(INFORMATION SUPPLIED):
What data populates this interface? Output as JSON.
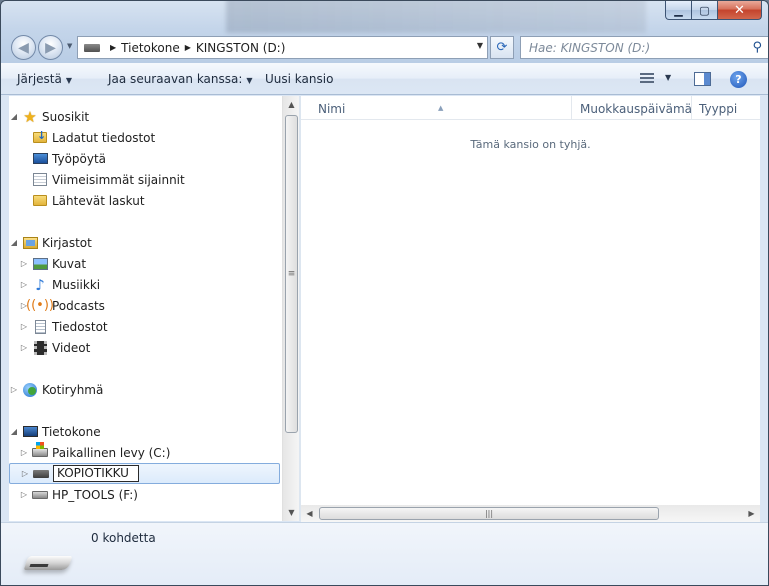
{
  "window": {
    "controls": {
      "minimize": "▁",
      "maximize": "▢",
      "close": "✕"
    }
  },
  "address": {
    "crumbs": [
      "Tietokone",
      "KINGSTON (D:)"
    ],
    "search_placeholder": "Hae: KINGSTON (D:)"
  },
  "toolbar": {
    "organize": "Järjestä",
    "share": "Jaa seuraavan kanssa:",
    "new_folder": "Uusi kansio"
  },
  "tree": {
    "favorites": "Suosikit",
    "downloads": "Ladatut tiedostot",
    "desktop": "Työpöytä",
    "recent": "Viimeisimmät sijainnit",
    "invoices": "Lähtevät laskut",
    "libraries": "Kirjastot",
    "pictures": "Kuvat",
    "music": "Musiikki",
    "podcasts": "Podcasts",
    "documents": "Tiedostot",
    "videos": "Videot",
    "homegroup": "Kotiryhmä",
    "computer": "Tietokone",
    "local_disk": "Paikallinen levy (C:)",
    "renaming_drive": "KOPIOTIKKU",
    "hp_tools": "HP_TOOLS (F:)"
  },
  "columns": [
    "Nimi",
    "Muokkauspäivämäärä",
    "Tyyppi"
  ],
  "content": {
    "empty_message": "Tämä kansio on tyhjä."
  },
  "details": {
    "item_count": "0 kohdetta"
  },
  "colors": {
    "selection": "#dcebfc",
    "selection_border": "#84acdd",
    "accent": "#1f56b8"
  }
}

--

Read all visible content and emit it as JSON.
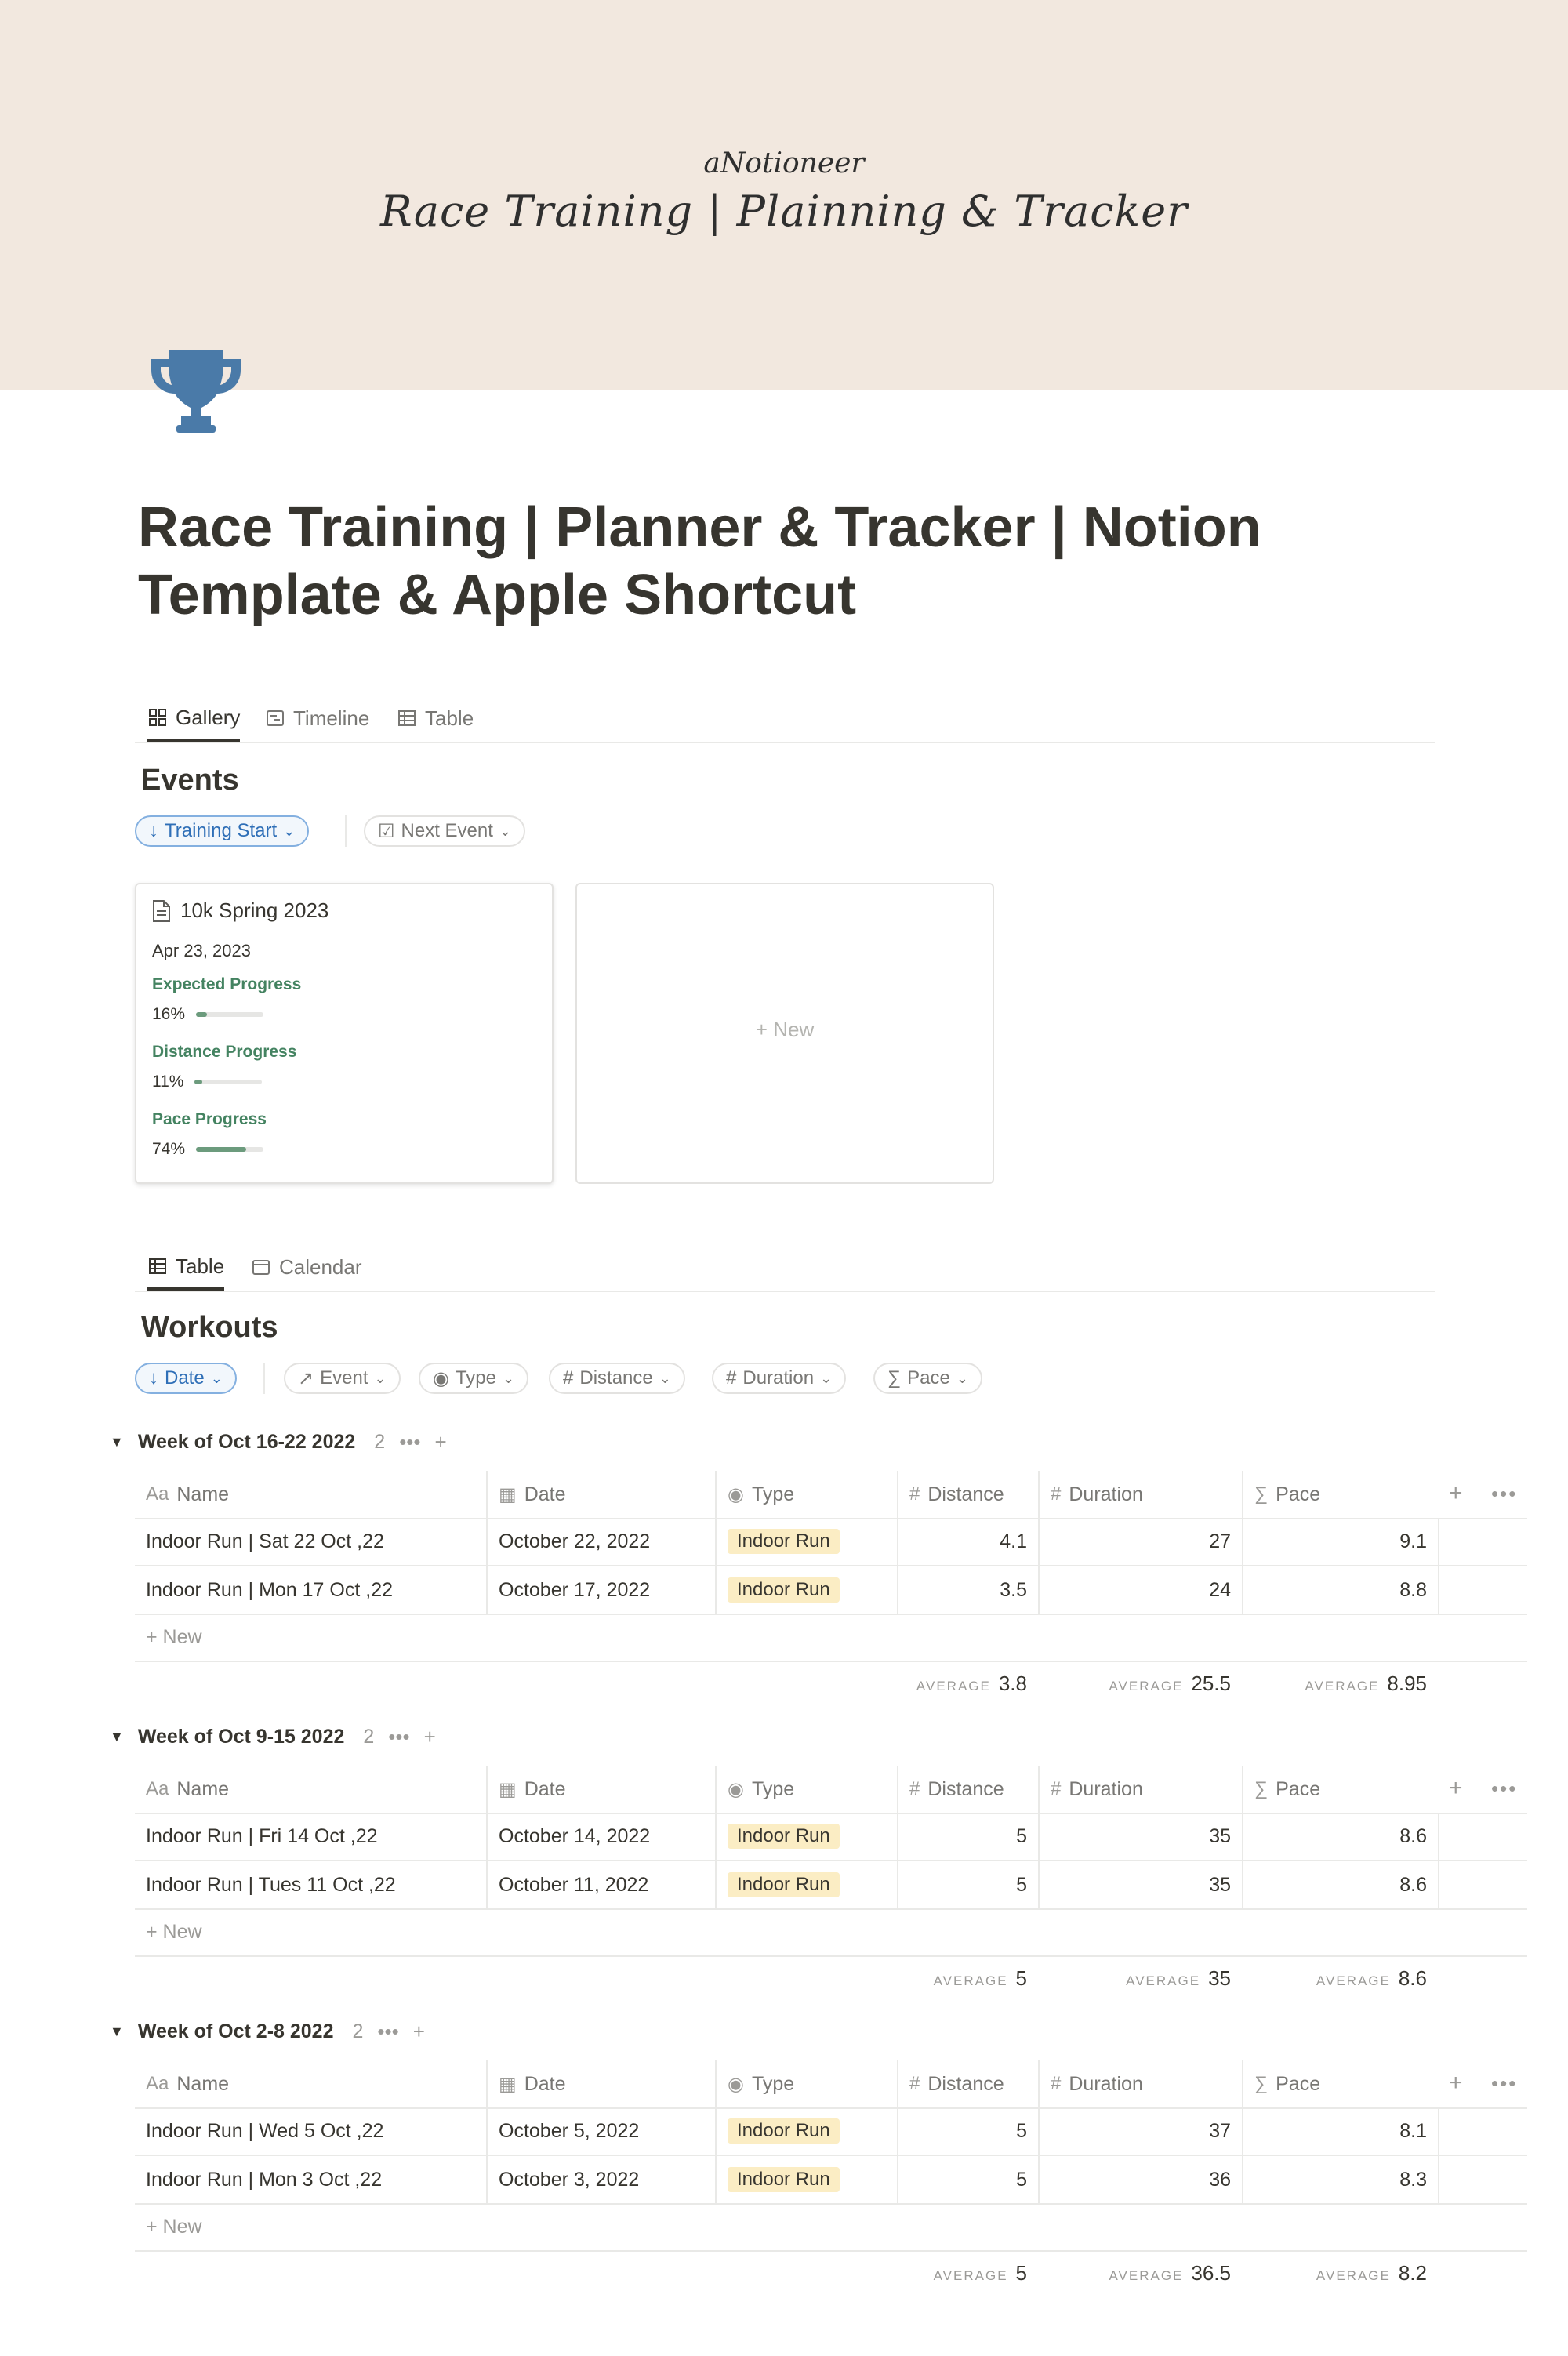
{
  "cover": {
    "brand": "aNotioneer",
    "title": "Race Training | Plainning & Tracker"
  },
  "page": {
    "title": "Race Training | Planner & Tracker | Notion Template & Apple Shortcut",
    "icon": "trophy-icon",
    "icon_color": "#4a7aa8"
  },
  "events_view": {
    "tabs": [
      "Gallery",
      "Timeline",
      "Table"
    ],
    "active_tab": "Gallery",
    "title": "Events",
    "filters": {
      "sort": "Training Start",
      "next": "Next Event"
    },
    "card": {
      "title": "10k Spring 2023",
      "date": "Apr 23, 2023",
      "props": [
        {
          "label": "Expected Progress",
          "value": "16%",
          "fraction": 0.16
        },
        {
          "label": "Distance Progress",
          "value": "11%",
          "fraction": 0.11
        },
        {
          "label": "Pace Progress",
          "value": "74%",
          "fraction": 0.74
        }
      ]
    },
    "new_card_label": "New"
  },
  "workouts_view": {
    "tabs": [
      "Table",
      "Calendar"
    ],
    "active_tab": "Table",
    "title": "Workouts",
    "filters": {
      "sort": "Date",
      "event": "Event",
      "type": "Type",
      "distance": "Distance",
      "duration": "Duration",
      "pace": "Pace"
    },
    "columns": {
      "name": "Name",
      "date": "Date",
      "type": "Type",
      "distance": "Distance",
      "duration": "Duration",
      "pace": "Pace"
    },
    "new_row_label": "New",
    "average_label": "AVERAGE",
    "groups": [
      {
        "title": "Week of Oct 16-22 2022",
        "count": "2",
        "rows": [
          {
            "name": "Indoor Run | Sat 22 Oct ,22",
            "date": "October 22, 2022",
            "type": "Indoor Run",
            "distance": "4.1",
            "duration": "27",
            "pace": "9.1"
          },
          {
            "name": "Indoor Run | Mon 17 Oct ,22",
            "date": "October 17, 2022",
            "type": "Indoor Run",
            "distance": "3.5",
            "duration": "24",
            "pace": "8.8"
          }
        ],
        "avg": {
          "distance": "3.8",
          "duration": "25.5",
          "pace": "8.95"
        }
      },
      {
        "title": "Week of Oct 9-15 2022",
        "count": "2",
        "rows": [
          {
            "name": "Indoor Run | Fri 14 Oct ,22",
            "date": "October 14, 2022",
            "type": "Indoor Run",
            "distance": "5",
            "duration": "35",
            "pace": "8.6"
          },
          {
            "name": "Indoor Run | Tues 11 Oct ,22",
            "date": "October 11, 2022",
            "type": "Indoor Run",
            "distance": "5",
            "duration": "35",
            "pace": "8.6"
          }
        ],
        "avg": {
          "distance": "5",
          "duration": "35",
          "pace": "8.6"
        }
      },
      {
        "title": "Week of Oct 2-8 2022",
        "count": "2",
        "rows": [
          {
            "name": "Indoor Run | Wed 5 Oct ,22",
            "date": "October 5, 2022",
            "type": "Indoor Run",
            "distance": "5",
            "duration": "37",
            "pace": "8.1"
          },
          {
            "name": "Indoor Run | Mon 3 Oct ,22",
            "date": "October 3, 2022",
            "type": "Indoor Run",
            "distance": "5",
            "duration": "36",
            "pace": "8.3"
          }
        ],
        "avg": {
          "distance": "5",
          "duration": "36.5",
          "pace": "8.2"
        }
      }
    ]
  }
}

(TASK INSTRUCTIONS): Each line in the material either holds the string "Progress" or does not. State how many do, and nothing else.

(TASK ANSWER): 3